But now, I’m allowed to think about paying more for higher quality in additional areas of life, and I find that I want to think about it before spending money on just about anything. Maybe shoes can be worth $600, maybe it’s worth it to have a suit tailored exactly to my body, maybe there’s a good reason one hammer costs twice as much as the hammer hanging right next to it.
For example, last week we bought an oscillating lawn sprinkler. In the last seven years we’ve bought probably seven or eight sprinklers, some of them fancier than others, but none of them what you’d consider high end (at least not if you’ve done the research I just did). Last week’s sprinkler probably cost just over $10 after tax. We tried to set it up in the yard and we simply couldn’t figure out how to get it to spread the water out in the right pattern. It’d get stuck in one position, or only go up halfway before coming back down. The controls didn’t make any sense, and when we tried to get it to stop spraying upside-down, it broke.
After we gave up, I did some research at the Home Depot and Lowe’s websites, and cross-referenced their options with sprinkler reviews at Amazon, and I found two surprising facts: 1) neither Lowe’s nor Home Depot sell sprinklers at my local stores that are well-reviewed on Amazon, and 2) it looks like you need to spend at least $35 for any sprinkler that is well-reviewed.
Actually, I learned a third surprising thing: a person could theoretically spend almost $2,000 on a lawn sprinkler.
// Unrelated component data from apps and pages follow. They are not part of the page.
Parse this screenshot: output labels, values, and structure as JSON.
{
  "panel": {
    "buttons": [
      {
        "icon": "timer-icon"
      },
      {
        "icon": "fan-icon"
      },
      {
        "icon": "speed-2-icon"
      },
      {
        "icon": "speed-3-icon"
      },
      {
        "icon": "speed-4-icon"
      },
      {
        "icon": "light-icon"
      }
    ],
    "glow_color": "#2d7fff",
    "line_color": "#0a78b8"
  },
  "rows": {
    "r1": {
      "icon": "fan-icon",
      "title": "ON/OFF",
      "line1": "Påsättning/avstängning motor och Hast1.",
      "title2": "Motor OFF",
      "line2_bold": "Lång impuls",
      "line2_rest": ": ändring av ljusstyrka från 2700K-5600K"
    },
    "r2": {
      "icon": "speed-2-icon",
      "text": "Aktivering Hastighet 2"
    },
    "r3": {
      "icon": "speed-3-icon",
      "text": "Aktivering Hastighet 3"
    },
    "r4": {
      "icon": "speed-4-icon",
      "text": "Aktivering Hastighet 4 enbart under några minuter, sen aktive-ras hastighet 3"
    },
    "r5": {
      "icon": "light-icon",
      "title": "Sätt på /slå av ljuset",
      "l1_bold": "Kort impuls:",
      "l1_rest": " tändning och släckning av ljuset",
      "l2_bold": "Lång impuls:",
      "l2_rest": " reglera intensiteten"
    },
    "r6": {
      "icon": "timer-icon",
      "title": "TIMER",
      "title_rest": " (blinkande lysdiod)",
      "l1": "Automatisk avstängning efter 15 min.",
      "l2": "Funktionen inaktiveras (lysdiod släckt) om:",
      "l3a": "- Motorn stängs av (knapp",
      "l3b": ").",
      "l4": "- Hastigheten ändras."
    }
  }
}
I didn’t get that one, I got the first one I could find with more than a couple five-star reviews, which ended up being $37.80. It still seems like a lot to spend on something that should be easy to make cheap, but according to several reviewers, this is a brand that can last up to ten years. In other words, it goes against the “they don’t make ’em like they used to” concept.
I tested the new sprinkler just now, and it worked right the first time, due in large part to controls that make sense. So, I’m adding sprinklers to the list of things I’d pay more for, in addition to video and photography equipment, computer hardware and software, trash cans, wine, coffee, power tools, haircuts, mattresses and bed frames, cars, air filters, pet care, vacations, exercise equipment, and dinner ingredients, not to mention the occasional visit to a nice restaurant.
But there are still some things I will always buy the cheap version of, if only because I tend to lose them. That’s being generous; I always lose them. Sunglasses and fingernail clippers, for example.
I’m still not so sure about shoes, though. What did you used to buy the cheap version of, before you decided to spend more on quality?
Published or updated August 29, 2010.